(Page and application data records)
----------------

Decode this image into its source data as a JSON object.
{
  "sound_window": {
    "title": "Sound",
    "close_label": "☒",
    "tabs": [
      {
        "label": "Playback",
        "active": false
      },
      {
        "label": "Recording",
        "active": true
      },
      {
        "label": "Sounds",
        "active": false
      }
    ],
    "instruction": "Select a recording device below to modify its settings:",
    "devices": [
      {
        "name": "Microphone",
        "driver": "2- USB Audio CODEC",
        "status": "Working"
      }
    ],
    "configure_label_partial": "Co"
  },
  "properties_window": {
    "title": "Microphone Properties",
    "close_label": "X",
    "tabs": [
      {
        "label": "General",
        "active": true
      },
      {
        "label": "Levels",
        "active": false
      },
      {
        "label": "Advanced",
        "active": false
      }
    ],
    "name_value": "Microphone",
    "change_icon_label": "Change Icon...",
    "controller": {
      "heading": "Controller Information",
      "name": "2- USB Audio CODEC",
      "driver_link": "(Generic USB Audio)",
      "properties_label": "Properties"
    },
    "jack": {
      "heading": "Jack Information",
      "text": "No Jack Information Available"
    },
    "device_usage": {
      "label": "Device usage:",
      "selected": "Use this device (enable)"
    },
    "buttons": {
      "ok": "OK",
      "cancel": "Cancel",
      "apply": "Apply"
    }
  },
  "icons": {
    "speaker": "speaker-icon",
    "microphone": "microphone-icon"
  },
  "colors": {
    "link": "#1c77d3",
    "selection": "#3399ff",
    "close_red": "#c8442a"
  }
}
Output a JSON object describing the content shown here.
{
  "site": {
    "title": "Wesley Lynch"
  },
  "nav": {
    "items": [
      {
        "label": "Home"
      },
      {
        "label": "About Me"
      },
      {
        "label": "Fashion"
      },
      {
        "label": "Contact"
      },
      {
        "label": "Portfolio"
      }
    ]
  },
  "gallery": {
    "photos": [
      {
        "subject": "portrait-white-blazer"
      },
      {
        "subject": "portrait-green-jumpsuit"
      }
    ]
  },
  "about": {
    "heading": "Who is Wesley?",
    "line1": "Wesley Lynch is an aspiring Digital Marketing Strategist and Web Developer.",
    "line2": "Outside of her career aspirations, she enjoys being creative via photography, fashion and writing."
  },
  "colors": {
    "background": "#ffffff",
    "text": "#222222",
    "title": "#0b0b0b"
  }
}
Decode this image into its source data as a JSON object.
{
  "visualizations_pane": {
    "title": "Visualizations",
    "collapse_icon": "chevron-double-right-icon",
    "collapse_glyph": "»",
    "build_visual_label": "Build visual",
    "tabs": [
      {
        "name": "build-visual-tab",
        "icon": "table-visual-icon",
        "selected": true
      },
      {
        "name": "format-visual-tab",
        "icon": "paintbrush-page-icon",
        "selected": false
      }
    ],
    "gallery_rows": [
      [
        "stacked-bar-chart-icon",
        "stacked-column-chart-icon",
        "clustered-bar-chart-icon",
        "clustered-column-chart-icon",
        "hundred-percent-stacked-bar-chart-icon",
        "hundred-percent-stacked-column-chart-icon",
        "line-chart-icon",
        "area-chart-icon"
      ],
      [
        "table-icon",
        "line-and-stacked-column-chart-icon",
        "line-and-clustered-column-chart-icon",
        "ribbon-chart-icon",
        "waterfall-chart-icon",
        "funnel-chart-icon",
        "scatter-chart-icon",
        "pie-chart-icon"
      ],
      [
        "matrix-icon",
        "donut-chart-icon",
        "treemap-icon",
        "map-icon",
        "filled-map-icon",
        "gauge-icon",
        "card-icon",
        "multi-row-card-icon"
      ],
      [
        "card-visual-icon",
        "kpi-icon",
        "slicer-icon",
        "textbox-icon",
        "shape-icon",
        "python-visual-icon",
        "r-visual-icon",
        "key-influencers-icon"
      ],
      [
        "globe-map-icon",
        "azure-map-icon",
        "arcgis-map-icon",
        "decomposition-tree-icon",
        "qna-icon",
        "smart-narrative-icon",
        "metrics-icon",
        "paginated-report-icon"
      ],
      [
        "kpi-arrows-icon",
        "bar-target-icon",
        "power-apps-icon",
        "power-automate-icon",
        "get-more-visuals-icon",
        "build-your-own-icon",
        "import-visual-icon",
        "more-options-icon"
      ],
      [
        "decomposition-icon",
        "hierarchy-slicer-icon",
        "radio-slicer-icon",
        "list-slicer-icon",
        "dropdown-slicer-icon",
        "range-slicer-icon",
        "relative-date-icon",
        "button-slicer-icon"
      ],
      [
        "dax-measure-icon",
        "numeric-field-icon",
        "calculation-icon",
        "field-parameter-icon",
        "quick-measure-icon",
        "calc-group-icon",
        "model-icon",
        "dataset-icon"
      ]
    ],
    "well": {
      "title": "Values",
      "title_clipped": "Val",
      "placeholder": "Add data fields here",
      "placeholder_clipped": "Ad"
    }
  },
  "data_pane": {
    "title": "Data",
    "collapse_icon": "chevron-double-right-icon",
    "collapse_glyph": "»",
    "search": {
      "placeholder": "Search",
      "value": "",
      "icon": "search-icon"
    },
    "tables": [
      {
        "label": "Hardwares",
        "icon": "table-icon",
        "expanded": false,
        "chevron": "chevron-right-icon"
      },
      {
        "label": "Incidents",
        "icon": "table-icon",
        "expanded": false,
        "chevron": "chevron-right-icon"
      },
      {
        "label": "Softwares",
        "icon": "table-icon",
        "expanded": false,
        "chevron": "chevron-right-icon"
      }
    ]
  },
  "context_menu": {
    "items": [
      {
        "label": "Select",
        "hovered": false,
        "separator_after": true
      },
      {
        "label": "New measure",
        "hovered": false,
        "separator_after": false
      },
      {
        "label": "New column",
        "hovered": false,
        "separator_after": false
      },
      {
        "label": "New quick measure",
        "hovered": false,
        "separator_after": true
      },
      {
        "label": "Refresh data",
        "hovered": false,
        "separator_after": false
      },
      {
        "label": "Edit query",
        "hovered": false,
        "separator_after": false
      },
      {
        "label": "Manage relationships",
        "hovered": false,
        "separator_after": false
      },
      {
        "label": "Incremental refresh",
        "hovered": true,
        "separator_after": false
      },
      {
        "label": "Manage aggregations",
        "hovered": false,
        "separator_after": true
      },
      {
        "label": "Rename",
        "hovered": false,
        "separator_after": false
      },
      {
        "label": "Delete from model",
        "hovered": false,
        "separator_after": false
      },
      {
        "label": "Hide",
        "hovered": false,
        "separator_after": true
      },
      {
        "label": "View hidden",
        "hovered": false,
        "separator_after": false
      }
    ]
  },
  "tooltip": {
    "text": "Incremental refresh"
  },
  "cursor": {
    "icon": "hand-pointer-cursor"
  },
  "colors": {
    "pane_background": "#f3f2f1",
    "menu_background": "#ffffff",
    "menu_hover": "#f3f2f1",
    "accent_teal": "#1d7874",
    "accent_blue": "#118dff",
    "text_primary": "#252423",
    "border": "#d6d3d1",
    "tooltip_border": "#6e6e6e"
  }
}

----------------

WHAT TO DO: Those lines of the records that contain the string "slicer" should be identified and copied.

EXERCISE ANSWER:
        "slicer-icon",
        "hierarchy-slicer-icon",
        "radio-slicer-icon",
        "list-slicer-icon",
        "dropdown-slicer-icon",
        "range-slicer-icon",
        "button-slicer-icon"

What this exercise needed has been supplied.